ASSIGNMENT
Set down each line of the records once more, precisely, and omit the pictures.

Dataset rows describing interfaces:

....

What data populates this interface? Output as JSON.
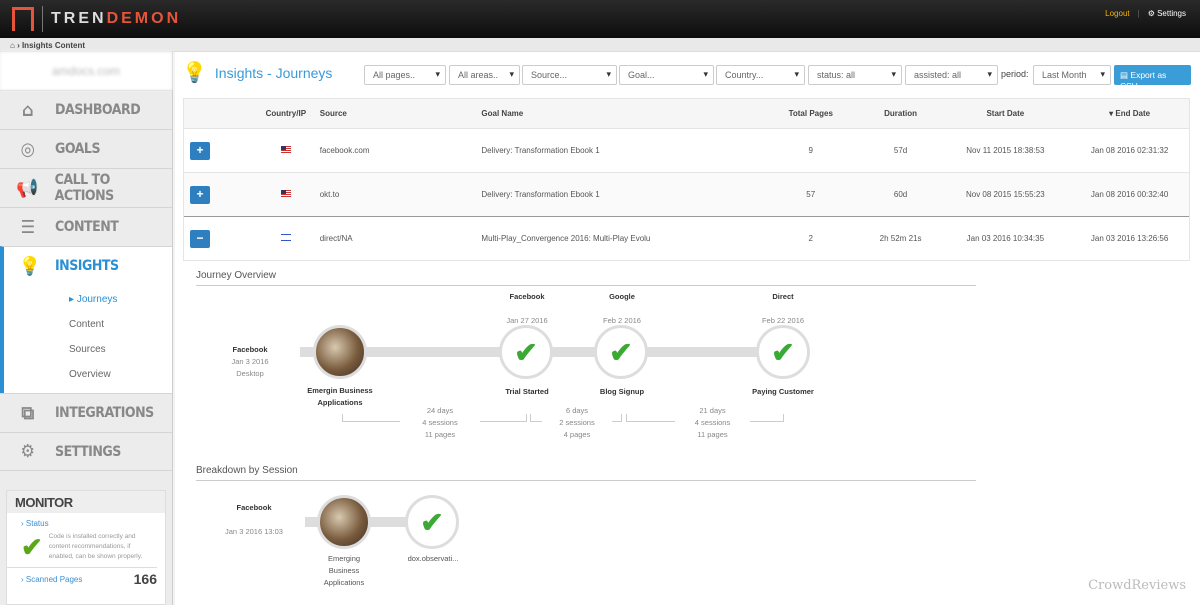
{
  "header": {
    "logo_text_1": "TREN",
    "logo_text_2": "DEMON",
    "logout": "Logout",
    "settings": "Settings"
  },
  "breadcrumb": {
    "home_icon": "home-icon",
    "current": "Insights Content"
  },
  "sidebar": {
    "account": "amdocs.com",
    "items": [
      {
        "label": "DASHBOARD",
        "icon": "⌂"
      },
      {
        "label": "GOALS",
        "icon": "◎"
      },
      {
        "label": "CALL TO ACTIONS",
        "icon": "📢"
      },
      {
        "label": "CONTENT",
        "icon": "☰"
      },
      {
        "label": "INSIGHTS",
        "icon": "💡"
      },
      {
        "label": "INTEGRATIONS",
        "icon": "⧉"
      },
      {
        "label": "SETTINGS",
        "icon": "⚙"
      }
    ],
    "sub_items": [
      "Journeys",
      "Content",
      "Sources",
      "Overview"
    ],
    "monitor": {
      "title": "MONITOR",
      "status_label": "Status",
      "status_text": "Code is installed correctly and content recommendations, if enabled, can be shown properly.",
      "scanned_label": "Scanned Pages",
      "scanned_count": "166"
    }
  },
  "page": {
    "title": "Insights - Journeys"
  },
  "filters": {
    "pages": "All pages..",
    "areas": "All areas..",
    "source": "Source...",
    "goal": "Goal...",
    "country": "Country...",
    "status": "status: all",
    "assisted": "assisted: all",
    "period_label": "period:",
    "period": "Last Month",
    "export": "Export as CSV"
  },
  "table": {
    "headers": [
      "Country/IP",
      "Source",
      "Goal Name",
      "Total Pages",
      "Duration",
      "Start Date",
      "End Date"
    ],
    "rows": [
      {
        "toggle": "+",
        "source": "facebook.com",
        "goal": "Delivery: Transformation Ebook 1",
        "pages": "9",
        "duration": "57d",
        "start": "Nov 11 2015 18:38:53",
        "end": "Jan 08 2016 02:31:32"
      },
      {
        "toggle": "+",
        "source": "okt.to",
        "goal": "Delivery: Transformation Ebook 1",
        "pages": "57",
        "duration": "60d",
        "start": "Nov 08 2015 15:55:23",
        "end": "Jan 08 2016 00:32:40"
      },
      {
        "toggle": "−",
        "source": "direct/NA",
        "goal": "Multi-Play_Convergence 2016: Multi-Play Evolu",
        "pages": "2",
        "duration": "2h 52m 21s",
        "start": "Jan 03 2016 10:34:35",
        "end": "Jan 03 2016 13:26:56"
      }
    ]
  },
  "journey": {
    "title": "Journey Overview",
    "start": {
      "source": "Facebook",
      "date": "Jan 3 2016",
      "device": "Desktop"
    },
    "content": "Emergin Business Applications",
    "goals": [
      {
        "source": "Facebook",
        "date": "Jan 27 2016",
        "label": "Trial Started"
      },
      {
        "source": "Google",
        "date": "Feb 2 2016",
        "label": "Blog Signup"
      },
      {
        "source": "Direct",
        "date": "Feb 22 2016",
        "label": "Paying Customer"
      }
    ],
    "gaps": [
      {
        "days": "24 days",
        "sessions": "4 sessions",
        "pages": "11 pages"
      },
      {
        "days": "6 days",
        "sessions": "2 sessions",
        "pages": "4 pages"
      },
      {
        "days": "21 days",
        "sessions": "4 sessions",
        "pages": "11 pages"
      }
    ]
  },
  "breakdown": {
    "title": "Breakdown by Session",
    "source": "Facebook",
    "datetime": "Jan 3 2016 13:03",
    "content": "Emerging Business Applications",
    "page": "dox.observati..."
  },
  "watermark": "CrowdReviews"
}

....

SOLUTION FOR THIS EXERCISE
What data populates this interface? Output as JSON.
{
  "header": {
    "logo_text_1": "TREN",
    "logo_text_2": "DEMON",
    "logout": "Logout",
    "settings": "Settings"
  },
  "breadcrumb": {
    "home_icon": "home-icon",
    "current": "Insights Content"
  },
  "sidebar": {
    "account": "amdocs.com",
    "items": [
      {
        "label": "DASHBOARD",
        "icon": "⌂"
      },
      {
        "label": "GOALS",
        "icon": "◎"
      },
      {
        "label": "CALL TO ACTIONS",
        "icon": "📢"
      },
      {
        "label": "CONTENT",
        "icon": "☰"
      },
      {
        "label": "INSIGHTS",
        "icon": "💡"
      },
      {
        "label": "INTEGRATIONS",
        "icon": "⧉"
      },
      {
        "label": "SETTINGS",
        "icon": "⚙"
      }
    ],
    "sub_items": [
      "Journeys",
      "Content",
      "Sources",
      "Overview"
    ],
    "monitor": {
      "title": "MONITOR",
      "status_label": "Status",
      "status_text": "Code is installed correctly and content recommendations, if enabled, can be shown properly.",
      "scanned_label": "Scanned Pages",
      "scanned_count": "166"
    }
  },
  "page": {
    "title": "Insights - Journeys"
  },
  "filters": {
    "pages": "All pages..",
    "areas": "All areas..",
    "source": "Source...",
    "goal": "Goal...",
    "country": "Country...",
    "status": "status: all",
    "assisted": "assisted: all",
    "period_label": "period:",
    "period": "Last Month",
    "export": "Export as CSV"
  },
  "table": {
    "headers": [
      "Country/IP",
      "Source",
      "Goal Name",
      "Total Pages",
      "Duration",
      "Start Date",
      "End Date"
    ],
    "rows": [
      {
        "toggle": "+",
        "source": "facebook.com",
        "goal": "Delivery: Transformation Ebook 1",
        "pages": "9",
        "duration": "57d",
        "start": "Nov 11 2015 18:38:53",
        "end": "Jan 08 2016 02:31:32"
      },
      {
        "toggle": "+",
        "source": "okt.to",
        "goal": "Delivery: Transformation Ebook 1",
        "pages": "57",
        "duration": "60d",
        "start": "Nov 08 2015 15:55:23",
        "end": "Jan 08 2016 00:32:40"
      },
      {
        "toggle": "−",
        "source": "direct/NA",
        "goal": "Multi-Play_Convergence 2016: Multi-Play Evolu",
        "pages": "2",
        "duration": "2h 52m 21s",
        "start": "Jan 03 2016 10:34:35",
        "end": "Jan 03 2016 13:26:56"
      }
    ]
  },
  "journey": {
    "title": "Journey Overview",
    "start": {
      "source": "Facebook",
      "date": "Jan 3 2016",
      "device": "Desktop"
    },
    "content": "Emergin Business Applications",
    "goals": [
      {
        "source": "Facebook",
        "date": "Jan 27 2016",
        "label": "Trial Started"
      },
      {
        "source": "Google",
        "date": "Feb 2 2016",
        "label": "Blog Signup"
      },
      {
        "source": "Direct",
        "date": "Feb 22 2016",
        "label": "Paying Customer"
      }
    ],
    "gaps": [
      {
        "days": "24 days",
        "sessions": "4 sessions",
        "pages": "11 pages"
      },
      {
        "days": "6 days",
        "sessions": "2 sessions",
        "pages": "4 pages"
      },
      {
        "days": "21 days",
        "sessions": "4 sessions",
        "pages": "11 pages"
      }
    ]
  },
  "breakdown": {
    "title": "Breakdown by Session",
    "source": "Facebook",
    "datetime": "Jan 3 2016 13:03",
    "content": "Emerging Business Applications",
    "page": "dox.observati..."
  },
  "watermark": "CrowdReviews"
}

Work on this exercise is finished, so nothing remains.